How blogging can improve politics (and journalism)?

One of the outworking of the Slugger Awards has been the way it has stirred up attention for blogs and blogging (I’ll be compiling a round up for the Awards site in the next few days). But I was struck by Matt Wardman’s take on the Awards, because, quite simply, he absolutely gets what we were trying to do with it. Whether we have actually released anything near its full potential is an important debate, but for another time. Here’s Matt:

The work that Slugger is doing is (as far as I know) unique in this country: a blog having a measure of impact in seeking to strengthen the political process, rather than simply trying to make different things happen using the existing political process.

Much of the debate (well intentioned though it usually is) often misses this point and has a tendency focuses on the disruption rather than on what these cheap tools can be enabled to do. Matt picks up on what he thinks is an example coming up in Cardiff soon:

I think that that list of names for this debate, comprising two professional politicians, a specialist in the political process and a big media journalist, completely misses the point. It is also a symbol that the most important aspect of political blogging – the potential for engagement in the political convesation by those who would not do it otherwise – has not yet been absorbed by the political and media establishments.

To be fair, I’ve been on blogger only panels where the debate has completely misfired, so there are no easy golden bullets here. And for the most part, because the technologies are so disruptive, it requires a suck it and see approach. The 2gether08 debate got fitfully to the point.

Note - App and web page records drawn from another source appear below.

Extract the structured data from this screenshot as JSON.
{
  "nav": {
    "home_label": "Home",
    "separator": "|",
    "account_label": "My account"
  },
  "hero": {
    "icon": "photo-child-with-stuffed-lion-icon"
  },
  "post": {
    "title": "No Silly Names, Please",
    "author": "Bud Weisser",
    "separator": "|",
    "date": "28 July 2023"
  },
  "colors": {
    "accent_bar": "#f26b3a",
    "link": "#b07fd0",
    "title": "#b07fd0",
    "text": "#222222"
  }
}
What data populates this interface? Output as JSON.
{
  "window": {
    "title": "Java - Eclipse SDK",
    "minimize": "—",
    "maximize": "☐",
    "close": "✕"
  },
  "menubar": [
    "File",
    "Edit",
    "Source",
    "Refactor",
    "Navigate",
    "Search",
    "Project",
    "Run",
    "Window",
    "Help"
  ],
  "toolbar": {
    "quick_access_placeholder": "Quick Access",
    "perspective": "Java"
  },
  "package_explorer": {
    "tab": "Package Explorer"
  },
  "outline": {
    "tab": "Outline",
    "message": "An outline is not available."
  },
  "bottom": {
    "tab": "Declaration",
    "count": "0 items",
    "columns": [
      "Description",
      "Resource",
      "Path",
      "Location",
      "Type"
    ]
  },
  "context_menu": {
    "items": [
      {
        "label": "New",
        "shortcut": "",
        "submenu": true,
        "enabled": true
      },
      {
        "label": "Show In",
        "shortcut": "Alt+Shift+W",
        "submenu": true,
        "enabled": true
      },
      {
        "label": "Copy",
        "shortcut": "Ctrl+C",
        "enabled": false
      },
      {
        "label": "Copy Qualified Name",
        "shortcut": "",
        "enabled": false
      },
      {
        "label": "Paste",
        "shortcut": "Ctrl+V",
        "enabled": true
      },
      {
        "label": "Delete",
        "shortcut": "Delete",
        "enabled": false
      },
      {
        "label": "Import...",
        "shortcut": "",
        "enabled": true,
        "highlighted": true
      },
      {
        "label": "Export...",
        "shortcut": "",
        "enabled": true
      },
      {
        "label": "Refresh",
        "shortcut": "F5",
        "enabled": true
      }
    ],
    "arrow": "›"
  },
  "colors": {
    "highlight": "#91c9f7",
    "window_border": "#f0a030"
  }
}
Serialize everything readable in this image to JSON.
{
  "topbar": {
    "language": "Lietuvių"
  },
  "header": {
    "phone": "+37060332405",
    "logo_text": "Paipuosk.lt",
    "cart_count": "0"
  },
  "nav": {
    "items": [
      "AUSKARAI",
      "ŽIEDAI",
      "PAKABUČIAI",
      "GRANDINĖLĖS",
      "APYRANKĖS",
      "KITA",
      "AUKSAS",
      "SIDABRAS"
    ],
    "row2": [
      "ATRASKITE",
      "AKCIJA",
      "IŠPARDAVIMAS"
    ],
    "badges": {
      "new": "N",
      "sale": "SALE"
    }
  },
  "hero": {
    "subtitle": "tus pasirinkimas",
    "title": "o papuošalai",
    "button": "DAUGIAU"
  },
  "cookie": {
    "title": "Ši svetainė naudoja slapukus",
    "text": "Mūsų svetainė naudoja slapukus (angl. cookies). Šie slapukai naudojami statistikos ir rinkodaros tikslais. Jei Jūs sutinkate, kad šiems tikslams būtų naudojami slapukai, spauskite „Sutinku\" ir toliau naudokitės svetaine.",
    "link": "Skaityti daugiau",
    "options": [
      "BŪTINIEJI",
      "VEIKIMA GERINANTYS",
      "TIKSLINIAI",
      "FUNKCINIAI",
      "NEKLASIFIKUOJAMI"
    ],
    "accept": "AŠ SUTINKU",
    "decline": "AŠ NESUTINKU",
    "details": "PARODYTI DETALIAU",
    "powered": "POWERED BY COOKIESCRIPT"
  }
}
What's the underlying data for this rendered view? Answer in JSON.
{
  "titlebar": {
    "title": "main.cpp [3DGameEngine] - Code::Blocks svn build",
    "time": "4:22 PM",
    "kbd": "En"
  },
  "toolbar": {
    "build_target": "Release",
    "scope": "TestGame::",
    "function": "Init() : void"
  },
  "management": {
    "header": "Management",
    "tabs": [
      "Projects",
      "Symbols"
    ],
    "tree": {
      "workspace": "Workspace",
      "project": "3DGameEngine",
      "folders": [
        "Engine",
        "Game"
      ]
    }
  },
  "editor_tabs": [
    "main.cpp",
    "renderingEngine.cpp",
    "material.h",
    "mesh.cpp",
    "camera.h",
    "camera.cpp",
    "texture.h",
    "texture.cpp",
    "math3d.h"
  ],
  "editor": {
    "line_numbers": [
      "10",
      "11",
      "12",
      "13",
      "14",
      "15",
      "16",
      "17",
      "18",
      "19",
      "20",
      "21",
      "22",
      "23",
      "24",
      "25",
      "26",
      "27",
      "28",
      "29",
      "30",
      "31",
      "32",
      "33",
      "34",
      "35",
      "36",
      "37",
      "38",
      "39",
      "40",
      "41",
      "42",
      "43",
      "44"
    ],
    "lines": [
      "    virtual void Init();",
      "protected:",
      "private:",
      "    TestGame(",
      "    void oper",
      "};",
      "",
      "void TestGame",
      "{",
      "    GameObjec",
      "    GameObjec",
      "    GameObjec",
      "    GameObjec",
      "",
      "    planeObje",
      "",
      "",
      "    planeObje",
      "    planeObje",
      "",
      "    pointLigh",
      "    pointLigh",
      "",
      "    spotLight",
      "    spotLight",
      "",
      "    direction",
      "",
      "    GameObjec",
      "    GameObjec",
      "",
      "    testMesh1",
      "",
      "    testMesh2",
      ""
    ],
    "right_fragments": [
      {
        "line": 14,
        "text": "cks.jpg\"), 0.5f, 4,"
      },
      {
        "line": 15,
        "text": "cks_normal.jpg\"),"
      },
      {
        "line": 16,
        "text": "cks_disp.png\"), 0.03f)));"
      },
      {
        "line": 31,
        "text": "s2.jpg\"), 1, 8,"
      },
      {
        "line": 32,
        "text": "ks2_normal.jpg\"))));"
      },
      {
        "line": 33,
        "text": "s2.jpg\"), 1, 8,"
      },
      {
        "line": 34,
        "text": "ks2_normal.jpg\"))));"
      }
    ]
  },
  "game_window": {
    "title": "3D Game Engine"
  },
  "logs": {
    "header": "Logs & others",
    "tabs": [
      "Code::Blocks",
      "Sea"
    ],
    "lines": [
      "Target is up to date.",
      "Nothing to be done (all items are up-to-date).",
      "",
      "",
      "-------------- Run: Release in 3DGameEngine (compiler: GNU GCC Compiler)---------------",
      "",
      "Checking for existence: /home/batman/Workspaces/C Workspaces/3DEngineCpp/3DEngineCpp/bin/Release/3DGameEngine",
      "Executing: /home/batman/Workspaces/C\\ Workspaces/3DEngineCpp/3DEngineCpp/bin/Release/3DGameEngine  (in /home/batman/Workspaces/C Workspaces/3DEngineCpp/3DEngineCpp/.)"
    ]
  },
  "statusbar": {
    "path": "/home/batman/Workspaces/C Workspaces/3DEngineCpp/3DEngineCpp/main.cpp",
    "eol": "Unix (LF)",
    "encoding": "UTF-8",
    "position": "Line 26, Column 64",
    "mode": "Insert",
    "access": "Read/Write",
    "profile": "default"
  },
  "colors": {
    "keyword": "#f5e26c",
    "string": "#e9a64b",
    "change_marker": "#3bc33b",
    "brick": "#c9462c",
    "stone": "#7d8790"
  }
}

But it seems to me that there is an opportunity for a pro-politics approach to develop and work from the outside (i.e., the liberated populus) inwards to those (incarcerated) elites who have grown fearful of the forthright opinions of ordinary folk.

That requires the kind of pro political approach I outlined in my Dublin video recently. It also requires some independence, and the determination to be a critical friend to politics rather than laying low in the long grass of the net to take the next villain down. It also requires a willingness to facilitate change rather than force it.

Sadly I won’t be in Cardiff on the 21st October (though I now see Matt will!!). But I will be giving a lecture for the Reuters Institute at Green Templeton College, Oxford on 26th November between 12:00 – 14:00, and speaking to the suitably intimidating title: How the web is saving journalism and making it better.

Mick is founding editor of Slugger. He has written papers on the impacts of the Internet on politics and the wider media and is a regular guest and speaking events across Ireland, the UK and Europe. Twitter: @MickFealty